02-22-2005, 04:43 PM
Ok here are the sound moderator pics;)
The top 2 shots show the p/hale the slimmer one and the S.A.K the rod you see under the p/hale is supplied with the mod to aid in realigning the washers on reassembly they also show the detail of the barrel threading,these two are suitable only for rimfire rifles the centre fire units are much larger.
the next two pics show them stripped for cleaning ,and the last shows the build up after just 25 rounds of 17 hmr.The sak is very easy to strip and clean whereas the p/hale can be a little fiddly,I just wash them out with a small amount of WD 40 which seems to do the trick

02-22-2005, 04:47 PM
Thanks, that's very cool. Is the bottom picture of the dirty "guts" after shooting?


02-22-2005, 04:59 PM
Hi paul just edited in the explanation I was still working on the posting when you read it,sorry:o

cheers .....Richie

02-23-2005, 03:20 PM
Hi Kev, this is the drawing that mervyn gave me to study:o

02-23-2005, 04:10 PM
Hi Richie,

Yes that's a good one of the Roe Deer:D if you think back to my recent PM. You will see what I mean but the shot I try to take like I did on the last Doe, it about lines up with the group of 4 large blood vessels at the top of the heart and then takes out the lungs which are just below this junction at there lowest point, should you misjudge and go slightly high with the shot you get the lungs and slightly low you drop into the heart proper left and right will get the lungs still one way and the shoulder and front of the lungs the other. Good luck wit hthem:D

02-23-2005, 04:25 PM
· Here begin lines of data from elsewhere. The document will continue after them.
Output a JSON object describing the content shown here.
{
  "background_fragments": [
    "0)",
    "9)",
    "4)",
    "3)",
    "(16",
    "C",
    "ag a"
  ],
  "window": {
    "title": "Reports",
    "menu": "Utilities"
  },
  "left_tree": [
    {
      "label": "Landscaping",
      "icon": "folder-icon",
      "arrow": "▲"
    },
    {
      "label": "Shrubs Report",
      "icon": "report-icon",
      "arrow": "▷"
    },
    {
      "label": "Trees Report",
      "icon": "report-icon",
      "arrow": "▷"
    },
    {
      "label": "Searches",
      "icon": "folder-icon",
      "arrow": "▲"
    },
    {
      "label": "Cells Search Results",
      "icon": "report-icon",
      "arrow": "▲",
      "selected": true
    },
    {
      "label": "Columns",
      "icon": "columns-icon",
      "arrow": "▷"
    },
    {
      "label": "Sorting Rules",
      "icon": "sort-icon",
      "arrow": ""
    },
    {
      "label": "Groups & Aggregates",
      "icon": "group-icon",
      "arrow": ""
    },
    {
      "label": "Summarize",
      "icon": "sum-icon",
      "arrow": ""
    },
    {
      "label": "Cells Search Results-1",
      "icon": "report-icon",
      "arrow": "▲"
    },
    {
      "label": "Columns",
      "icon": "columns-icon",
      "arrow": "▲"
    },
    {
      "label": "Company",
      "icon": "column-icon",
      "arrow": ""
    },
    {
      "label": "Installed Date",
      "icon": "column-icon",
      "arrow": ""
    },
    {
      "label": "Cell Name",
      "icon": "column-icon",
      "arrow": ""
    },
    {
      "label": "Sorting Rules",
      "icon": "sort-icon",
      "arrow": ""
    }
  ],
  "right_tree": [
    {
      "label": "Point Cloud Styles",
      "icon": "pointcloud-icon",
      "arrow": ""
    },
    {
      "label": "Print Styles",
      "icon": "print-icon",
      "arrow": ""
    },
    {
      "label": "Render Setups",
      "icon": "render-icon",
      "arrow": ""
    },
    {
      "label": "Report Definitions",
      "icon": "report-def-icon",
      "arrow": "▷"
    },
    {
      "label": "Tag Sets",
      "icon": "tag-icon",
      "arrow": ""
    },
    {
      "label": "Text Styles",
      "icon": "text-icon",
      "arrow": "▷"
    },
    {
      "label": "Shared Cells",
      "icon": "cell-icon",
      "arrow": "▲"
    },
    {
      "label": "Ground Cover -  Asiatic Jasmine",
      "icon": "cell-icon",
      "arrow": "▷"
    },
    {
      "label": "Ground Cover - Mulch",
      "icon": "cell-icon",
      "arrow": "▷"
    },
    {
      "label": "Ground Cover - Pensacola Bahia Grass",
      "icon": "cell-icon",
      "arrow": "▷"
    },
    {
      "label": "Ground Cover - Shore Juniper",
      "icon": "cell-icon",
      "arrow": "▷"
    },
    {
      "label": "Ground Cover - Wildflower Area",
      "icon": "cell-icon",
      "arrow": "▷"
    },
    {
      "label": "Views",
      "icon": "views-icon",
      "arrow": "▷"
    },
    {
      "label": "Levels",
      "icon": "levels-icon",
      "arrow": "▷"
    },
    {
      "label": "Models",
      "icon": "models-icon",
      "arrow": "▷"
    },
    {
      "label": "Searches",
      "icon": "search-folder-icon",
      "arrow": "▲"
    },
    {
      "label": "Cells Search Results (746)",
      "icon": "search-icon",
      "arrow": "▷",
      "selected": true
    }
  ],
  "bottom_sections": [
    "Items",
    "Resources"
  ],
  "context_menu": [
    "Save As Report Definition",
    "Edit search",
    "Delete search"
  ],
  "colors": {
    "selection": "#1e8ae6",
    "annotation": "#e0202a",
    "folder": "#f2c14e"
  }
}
Yes I can see now how that area gives you a higher success rate and also a much larger margin of error,anywhere within a 4 to 5 inch circle there should provide a lethal shot. I have just been looking at another web site called UK Deer it is very informative deals with the six species we have,need to learn as much as I can about them now if I am to be successful:o ,also been checking out steiner binoculars,they seem quite impressive